• Task item: Without the images, output every record exactly as it appears.

• Dataset excerpts:

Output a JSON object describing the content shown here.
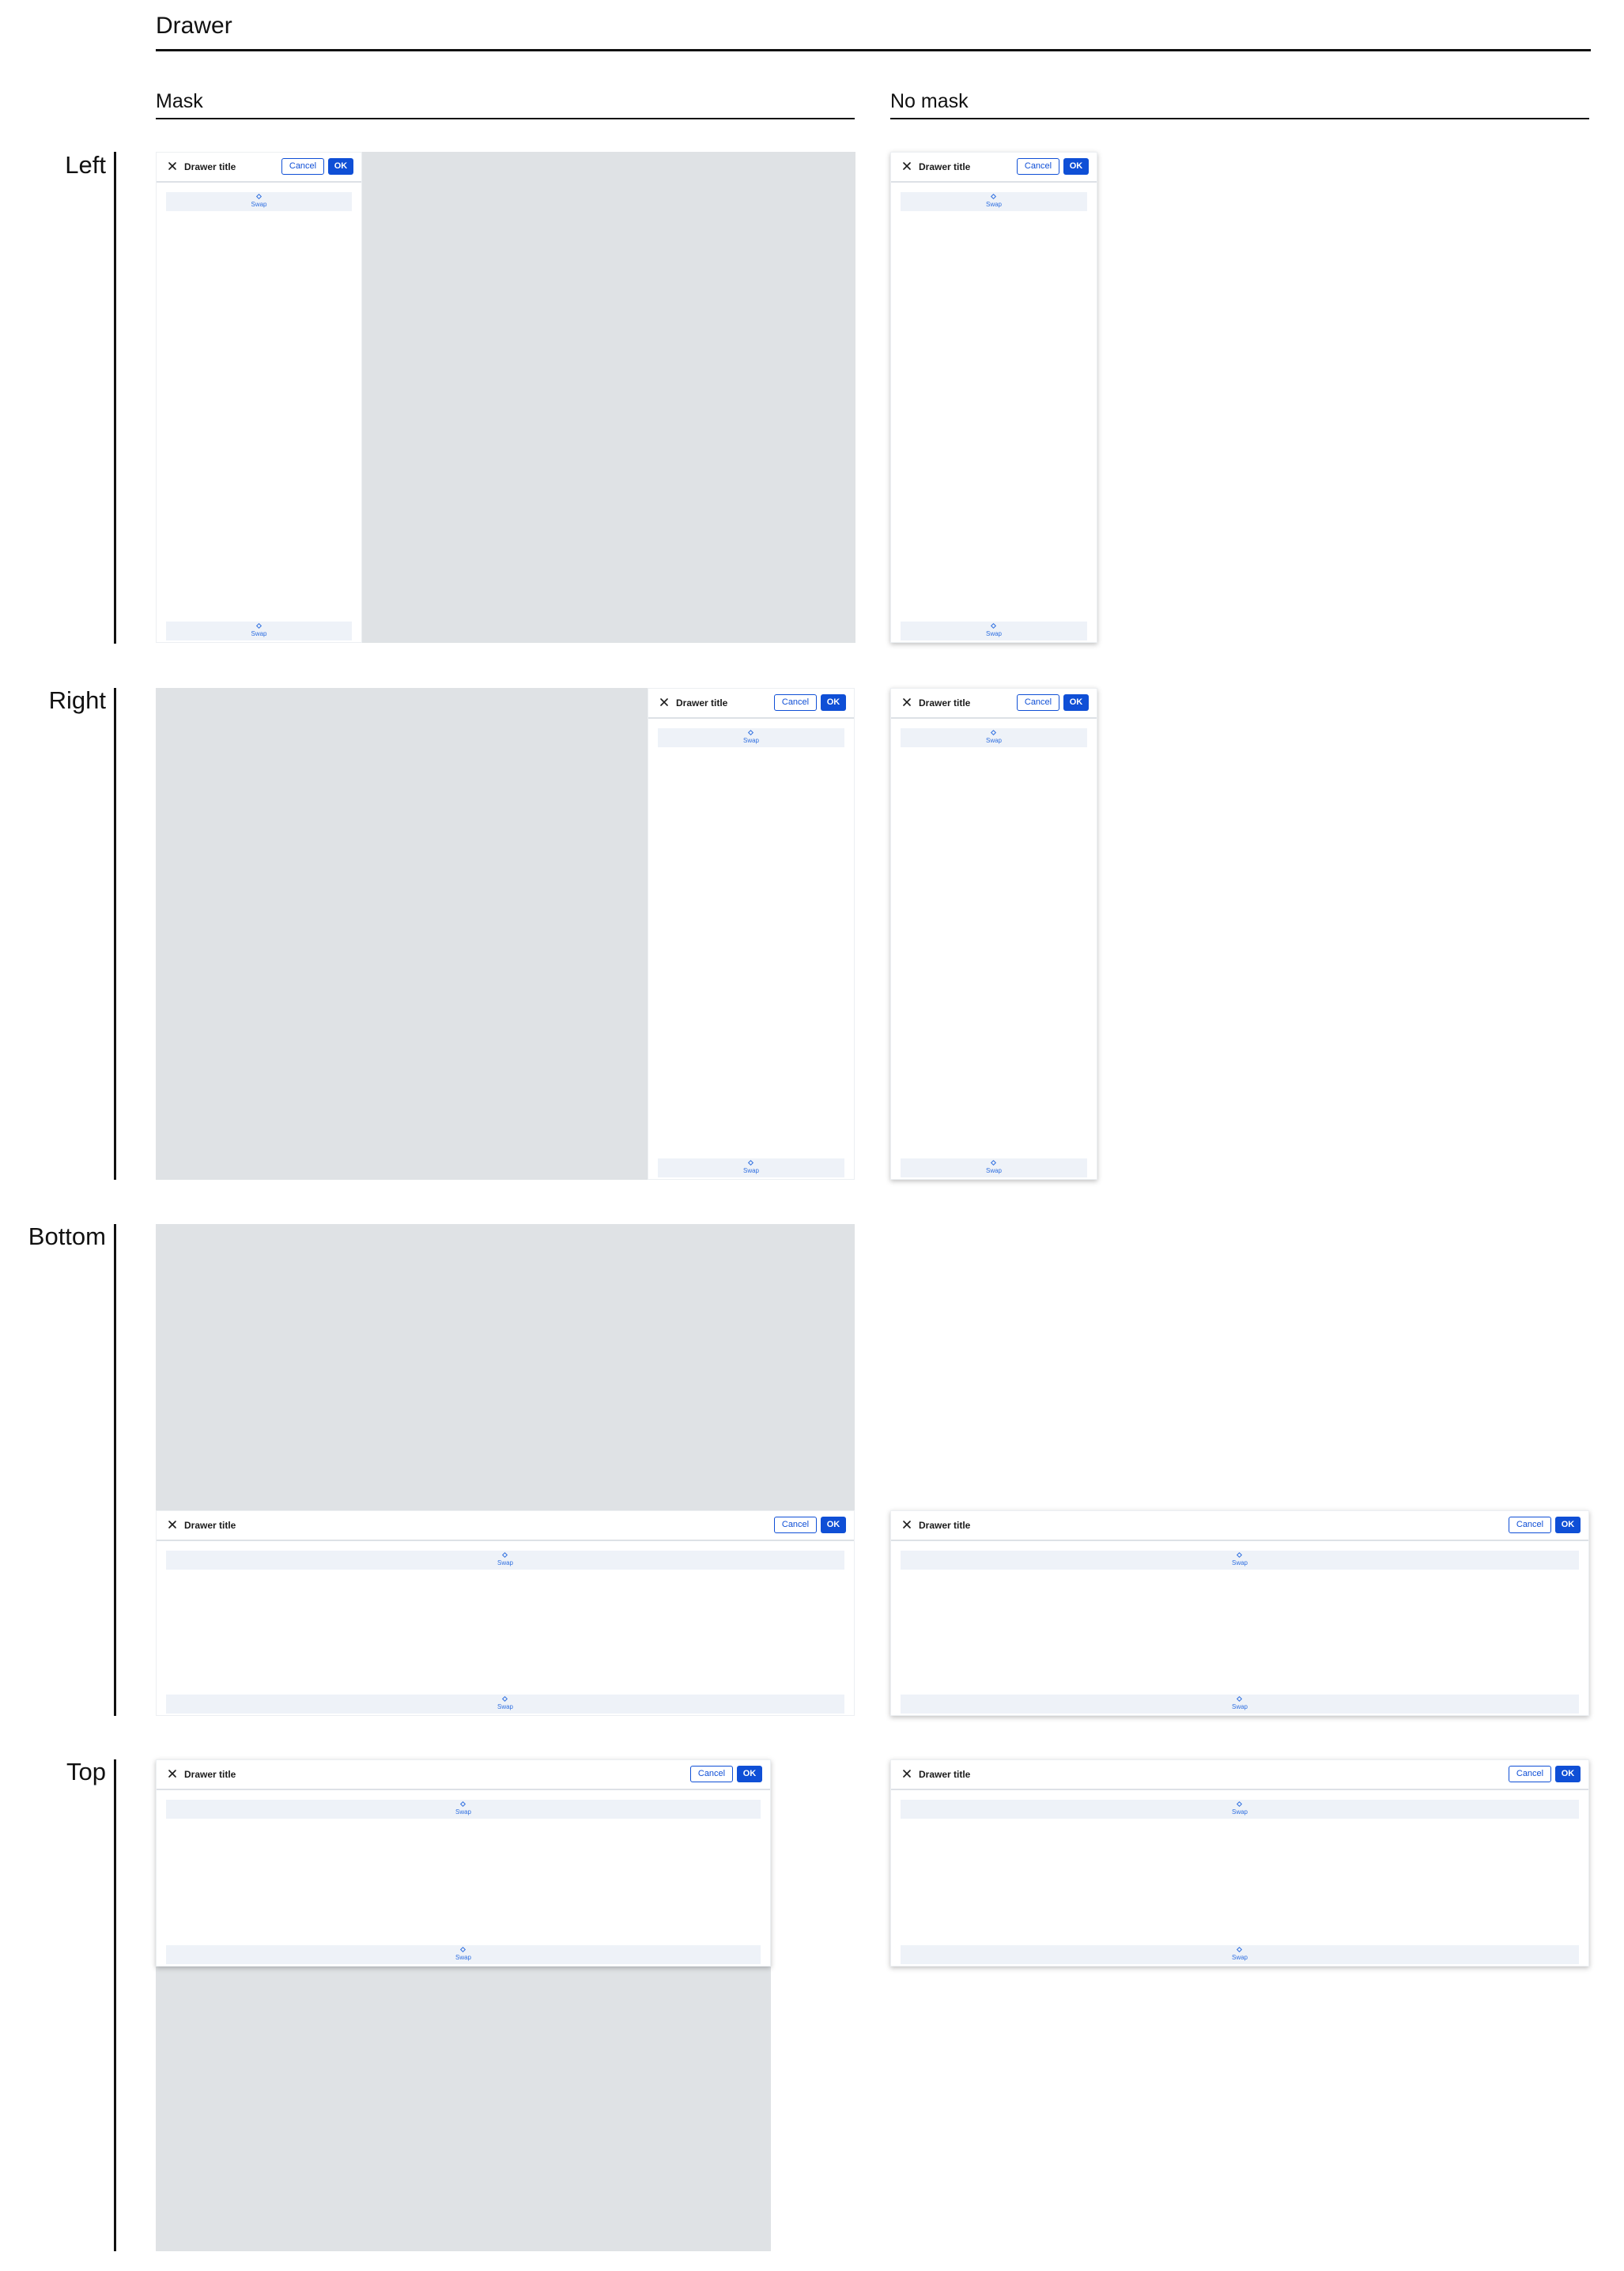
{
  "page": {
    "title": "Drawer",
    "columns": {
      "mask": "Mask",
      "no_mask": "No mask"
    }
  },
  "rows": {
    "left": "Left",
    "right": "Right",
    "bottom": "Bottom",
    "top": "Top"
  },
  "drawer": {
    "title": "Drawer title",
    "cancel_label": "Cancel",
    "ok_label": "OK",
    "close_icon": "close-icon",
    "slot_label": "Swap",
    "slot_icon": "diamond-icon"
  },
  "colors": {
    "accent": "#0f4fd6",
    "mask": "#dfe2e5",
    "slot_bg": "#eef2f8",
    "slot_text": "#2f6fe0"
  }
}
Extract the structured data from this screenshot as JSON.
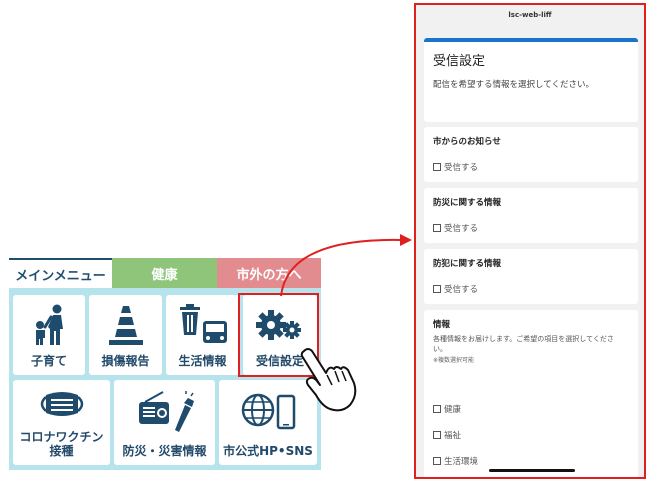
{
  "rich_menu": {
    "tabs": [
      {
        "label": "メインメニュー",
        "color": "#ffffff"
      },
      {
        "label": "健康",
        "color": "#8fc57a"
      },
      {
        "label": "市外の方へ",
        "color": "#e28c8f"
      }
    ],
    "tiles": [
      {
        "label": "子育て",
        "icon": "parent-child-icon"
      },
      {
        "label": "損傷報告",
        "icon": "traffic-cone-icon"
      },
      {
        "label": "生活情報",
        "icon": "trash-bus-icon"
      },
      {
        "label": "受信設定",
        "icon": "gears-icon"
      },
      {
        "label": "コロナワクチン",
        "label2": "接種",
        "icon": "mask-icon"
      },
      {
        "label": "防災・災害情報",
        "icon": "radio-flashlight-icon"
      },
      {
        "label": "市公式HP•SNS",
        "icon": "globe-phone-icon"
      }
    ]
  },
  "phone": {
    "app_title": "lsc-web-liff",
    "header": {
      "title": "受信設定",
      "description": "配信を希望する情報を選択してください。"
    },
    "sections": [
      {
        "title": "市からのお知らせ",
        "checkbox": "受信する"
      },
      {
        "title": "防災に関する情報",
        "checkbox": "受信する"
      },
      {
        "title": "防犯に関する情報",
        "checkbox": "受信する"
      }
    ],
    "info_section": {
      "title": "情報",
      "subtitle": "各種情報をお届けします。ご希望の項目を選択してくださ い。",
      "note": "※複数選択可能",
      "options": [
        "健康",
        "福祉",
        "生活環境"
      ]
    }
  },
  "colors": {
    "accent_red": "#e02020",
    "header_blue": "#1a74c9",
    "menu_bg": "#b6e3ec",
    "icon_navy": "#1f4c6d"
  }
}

• Solution to this task:
Output a JSON object describing the content shown here.
{
  "page": {
    "title": "Drawer",
    "columns": {
      "mask": "Mask",
      "no_mask": "No mask"
    }
  },
  "rows": {
    "left": "Left",
    "right": "Right",
    "bottom": "Bottom",
    "top": "Top"
  },
  "drawer": {
    "title": "Drawer title",
    "cancel_label": "Cancel",
    "ok_label": "OK",
    "close_icon": "close-icon",
    "slot_label": "Swap",
    "slot_icon": "diamond-icon"
  },
  "colors": {
    "accent": "#0f4fd6",
    "mask": "#dfe2e5",
    "slot_bg": "#eef2f8",
    "slot_text": "#2f6fe0"
  }
}
Extract the structured data from this screenshot as JSON.
{
  "rich_menu": {
    "tabs": [
      {
        "label": "メインメニュー",
        "color": "#ffffff"
      },
      {
        "label": "健康",
        "color": "#8fc57a"
      },
      {
        "label": "市外の方へ",
        "color": "#e28c8f"
      }
    ],
    "tiles": [
      {
        "label": "子育て",
        "icon": "parent-child-icon"
      },
      {
        "label": "損傷報告",
        "icon": "traffic-cone-icon"
      },
      {
        "label": "生活情報",
        "icon": "trash-bus-icon"
      },
      {
        "label": "受信設定",
        "icon": "gears-icon"
      },
      {
        "label": "コロナワクチン",
        "label2": "接種",
        "icon": "mask-icon"
      },
      {
        "label": "防災・災害情報",
        "icon": "radio-flashlight-icon"
      },
      {
        "label": "市公式HP•SNS",
        "icon": "globe-phone-icon"
      }
    ]
  },
  "phone": {
    "app_title": "lsc-web-liff",
    "header": {
      "title": "受信設定",
      "description": "配信を希望する情報を選択してください。"
    },
    "sections": [
      {
        "title": "市からのお知らせ",
        "checkbox": "受信する"
      },
      {
        "title": "防災に関する情報",
        "checkbox": "受信する"
      },
      {
        "title": "防犯に関する情報",
        "checkbox": "受信する"
      }
    ],
    "info_section": {
      "title": "情報",
      "subtitle": "各種情報をお届けします。ご希望の項目を選択してくださ い。",
      "note": "※複数選択可能",
      "options": [
        "健康",
        "福祉",
        "生活環境"
      ]
    }
  },
  "colors": {
    "accent_red": "#e02020",
    "header_blue": "#1a74c9",
    "menu_bg": "#b6e3ec",
    "icon_navy": "#1f4c6d"
  }
}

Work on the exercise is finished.